Momoo and Popoo had 2 children - Daddy and his older sister, Kay (Karolene - yep, that's where they got my middle name). Kay was married to Ray and they had Bill - my only cousin. Bill is 6 years older than me and lives in Oklahoma City in this house his Dad built in 1950.

Daddy always thought that Kay married beneath her. Ray was (literally) a lineman for the county. He was a giant man with a kind heart. Kay wore frosted nail polish and doted on me and my sister. She once gave me a permanent wave without asking my mother. I thought blood would be shed when Mom found out.

Cousin Bill lived with us one summer. Daddy was always trying to make him into something Daddy thought was better. Bill resisted nicely. I was 15 and cousin Bill and I spent the Summer as pals. He trained as a union electrician and has worked commercial jobs in Oklahoma City for years and years and never married. His folks both died years ago. After Daddy died, I am the only one who has ever had contact and that has been very sparse. I'm pretty sure he's not dead.

To be continued

Me n Dr. Lung

I barely had time to log into the clinic's free wifi before the assistant came out to get me. Then it was blood pressure, oxygen and pulse - all in the freakin excellent range. And then there was Dr. Lung. Who was really Dr. Chatty today. He spied my phone case and asked about it - it's a collage of the dolls - and then had a million questions about the doll making. I felt guilty. I kept steering him back to lungs but it wasn't easy.

He asked me a bascillion questions about swimming and breathing and coughing and stuff. He's so patient and kind. He suggests a new inhaler that will replace the two I use now. The new inhaler costs as much as the other two but I only need the one so net net would be half - I hope. There's no way to know for sure until they ring you up at the cash register.

So I suggested we try it for a month. If cool, then I'll get the prescription for a year. The whole thing, including the wait at the pharmacy took less than 30 minutes. Of course, the pharmacy didn't have any on hand. Tomorrow after noon. And there was no mention of a follow up visit. Freedom!!

On the way home I was starving. The clock said 10:15. Why was I so hungry??? I was all the way home before I remembered that I had not reset the car clock cause I was going to adjust in my brain. That's working out well.

So now I've had lunch. No baseball today. Time to make a doll.

Monday afternoon

This turned out to be a lovely and productive afternoon.

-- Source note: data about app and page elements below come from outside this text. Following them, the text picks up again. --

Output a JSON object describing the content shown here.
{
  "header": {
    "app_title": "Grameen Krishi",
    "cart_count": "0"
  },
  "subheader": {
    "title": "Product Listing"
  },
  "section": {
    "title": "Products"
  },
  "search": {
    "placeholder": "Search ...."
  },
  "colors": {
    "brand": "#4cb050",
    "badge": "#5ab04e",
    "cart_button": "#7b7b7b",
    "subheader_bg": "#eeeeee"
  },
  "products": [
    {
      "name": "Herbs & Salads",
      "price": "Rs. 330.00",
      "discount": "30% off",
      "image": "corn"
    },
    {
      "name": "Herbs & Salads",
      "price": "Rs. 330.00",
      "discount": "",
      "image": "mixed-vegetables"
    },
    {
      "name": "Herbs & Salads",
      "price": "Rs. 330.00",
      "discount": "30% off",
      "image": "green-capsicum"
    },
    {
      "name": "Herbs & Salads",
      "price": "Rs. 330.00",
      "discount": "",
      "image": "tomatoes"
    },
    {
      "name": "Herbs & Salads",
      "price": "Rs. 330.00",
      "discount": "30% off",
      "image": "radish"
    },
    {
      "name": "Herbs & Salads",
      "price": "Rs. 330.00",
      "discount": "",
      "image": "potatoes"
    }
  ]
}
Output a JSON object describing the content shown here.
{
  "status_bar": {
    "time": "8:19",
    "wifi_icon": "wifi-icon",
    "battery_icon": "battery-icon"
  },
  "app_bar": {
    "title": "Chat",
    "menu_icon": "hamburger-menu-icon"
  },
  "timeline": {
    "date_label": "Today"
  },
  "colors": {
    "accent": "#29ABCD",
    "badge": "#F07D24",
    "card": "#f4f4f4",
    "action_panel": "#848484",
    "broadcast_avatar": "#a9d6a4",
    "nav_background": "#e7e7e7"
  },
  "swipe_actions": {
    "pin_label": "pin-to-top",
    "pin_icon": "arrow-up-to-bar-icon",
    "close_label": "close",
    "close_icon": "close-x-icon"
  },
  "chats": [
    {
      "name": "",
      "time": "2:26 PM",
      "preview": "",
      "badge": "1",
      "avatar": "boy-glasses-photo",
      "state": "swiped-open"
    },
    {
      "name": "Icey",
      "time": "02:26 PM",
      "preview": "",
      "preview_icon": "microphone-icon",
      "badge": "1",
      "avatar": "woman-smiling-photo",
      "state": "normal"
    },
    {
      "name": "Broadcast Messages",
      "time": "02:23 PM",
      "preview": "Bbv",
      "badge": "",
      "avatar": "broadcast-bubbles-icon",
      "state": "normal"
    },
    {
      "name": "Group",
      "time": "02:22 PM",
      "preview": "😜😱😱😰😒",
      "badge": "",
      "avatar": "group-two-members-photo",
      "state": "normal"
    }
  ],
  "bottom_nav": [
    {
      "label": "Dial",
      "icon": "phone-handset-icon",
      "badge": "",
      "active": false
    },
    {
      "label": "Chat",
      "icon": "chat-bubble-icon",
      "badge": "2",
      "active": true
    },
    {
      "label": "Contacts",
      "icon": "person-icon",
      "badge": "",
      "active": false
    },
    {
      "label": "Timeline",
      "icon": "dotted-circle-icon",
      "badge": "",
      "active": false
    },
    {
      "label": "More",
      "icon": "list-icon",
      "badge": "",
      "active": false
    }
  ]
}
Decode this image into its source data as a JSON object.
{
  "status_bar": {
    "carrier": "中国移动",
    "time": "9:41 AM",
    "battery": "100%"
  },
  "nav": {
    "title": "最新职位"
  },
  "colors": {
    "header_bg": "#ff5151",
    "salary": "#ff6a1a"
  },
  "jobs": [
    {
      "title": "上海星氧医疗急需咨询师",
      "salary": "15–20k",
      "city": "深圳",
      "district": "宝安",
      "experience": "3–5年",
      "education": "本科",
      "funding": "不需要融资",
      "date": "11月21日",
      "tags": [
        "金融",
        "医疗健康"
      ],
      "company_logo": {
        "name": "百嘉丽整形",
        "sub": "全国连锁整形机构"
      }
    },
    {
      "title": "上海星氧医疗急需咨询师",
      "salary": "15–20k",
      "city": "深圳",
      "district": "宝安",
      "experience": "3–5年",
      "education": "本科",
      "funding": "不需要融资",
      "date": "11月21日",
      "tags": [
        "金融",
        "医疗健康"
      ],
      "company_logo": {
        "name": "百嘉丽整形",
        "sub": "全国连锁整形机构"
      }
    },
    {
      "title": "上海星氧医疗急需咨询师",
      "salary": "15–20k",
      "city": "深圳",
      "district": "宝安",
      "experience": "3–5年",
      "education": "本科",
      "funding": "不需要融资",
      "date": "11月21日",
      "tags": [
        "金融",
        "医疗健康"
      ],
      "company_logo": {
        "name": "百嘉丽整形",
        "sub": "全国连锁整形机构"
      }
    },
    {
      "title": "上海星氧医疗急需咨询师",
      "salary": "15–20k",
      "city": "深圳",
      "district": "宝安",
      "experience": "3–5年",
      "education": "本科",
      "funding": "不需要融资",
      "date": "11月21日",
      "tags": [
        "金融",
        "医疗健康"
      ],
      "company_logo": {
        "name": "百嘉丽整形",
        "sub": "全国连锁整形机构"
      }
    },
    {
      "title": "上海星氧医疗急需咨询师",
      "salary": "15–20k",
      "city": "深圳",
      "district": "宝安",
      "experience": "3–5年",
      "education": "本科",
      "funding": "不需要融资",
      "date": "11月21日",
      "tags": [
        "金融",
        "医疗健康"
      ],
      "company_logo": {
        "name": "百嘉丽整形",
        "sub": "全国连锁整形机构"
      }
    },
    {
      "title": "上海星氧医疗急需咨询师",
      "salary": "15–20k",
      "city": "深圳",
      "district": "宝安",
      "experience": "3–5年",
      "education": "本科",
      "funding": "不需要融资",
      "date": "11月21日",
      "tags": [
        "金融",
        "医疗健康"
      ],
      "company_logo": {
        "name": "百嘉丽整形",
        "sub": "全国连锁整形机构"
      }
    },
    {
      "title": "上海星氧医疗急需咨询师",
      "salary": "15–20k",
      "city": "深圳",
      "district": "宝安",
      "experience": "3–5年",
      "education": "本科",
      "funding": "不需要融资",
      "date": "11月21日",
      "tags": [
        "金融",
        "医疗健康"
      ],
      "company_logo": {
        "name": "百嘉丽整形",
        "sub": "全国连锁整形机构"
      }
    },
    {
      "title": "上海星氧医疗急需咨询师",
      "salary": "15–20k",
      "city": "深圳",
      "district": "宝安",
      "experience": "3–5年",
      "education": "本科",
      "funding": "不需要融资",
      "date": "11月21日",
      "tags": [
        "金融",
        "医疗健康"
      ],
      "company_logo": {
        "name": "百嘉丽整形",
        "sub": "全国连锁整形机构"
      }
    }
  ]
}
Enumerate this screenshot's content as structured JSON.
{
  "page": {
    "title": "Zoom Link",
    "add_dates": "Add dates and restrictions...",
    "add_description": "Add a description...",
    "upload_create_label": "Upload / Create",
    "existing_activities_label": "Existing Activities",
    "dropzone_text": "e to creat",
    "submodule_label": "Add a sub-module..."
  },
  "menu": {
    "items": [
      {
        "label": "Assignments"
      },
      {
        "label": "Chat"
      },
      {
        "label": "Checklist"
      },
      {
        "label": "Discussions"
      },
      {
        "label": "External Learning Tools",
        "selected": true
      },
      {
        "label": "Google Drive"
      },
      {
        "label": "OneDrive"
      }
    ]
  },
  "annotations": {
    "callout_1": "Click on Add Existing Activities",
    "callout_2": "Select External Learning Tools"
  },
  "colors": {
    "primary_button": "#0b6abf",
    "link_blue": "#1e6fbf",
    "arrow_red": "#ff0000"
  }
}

Two new dolls and a bear finished. Plus, here's a bear from Sunday that I forgot to share.

Tonight I have a new episode of The Good Fight and Madam Secretary. I think I might just watch one and save the other for tomorrow.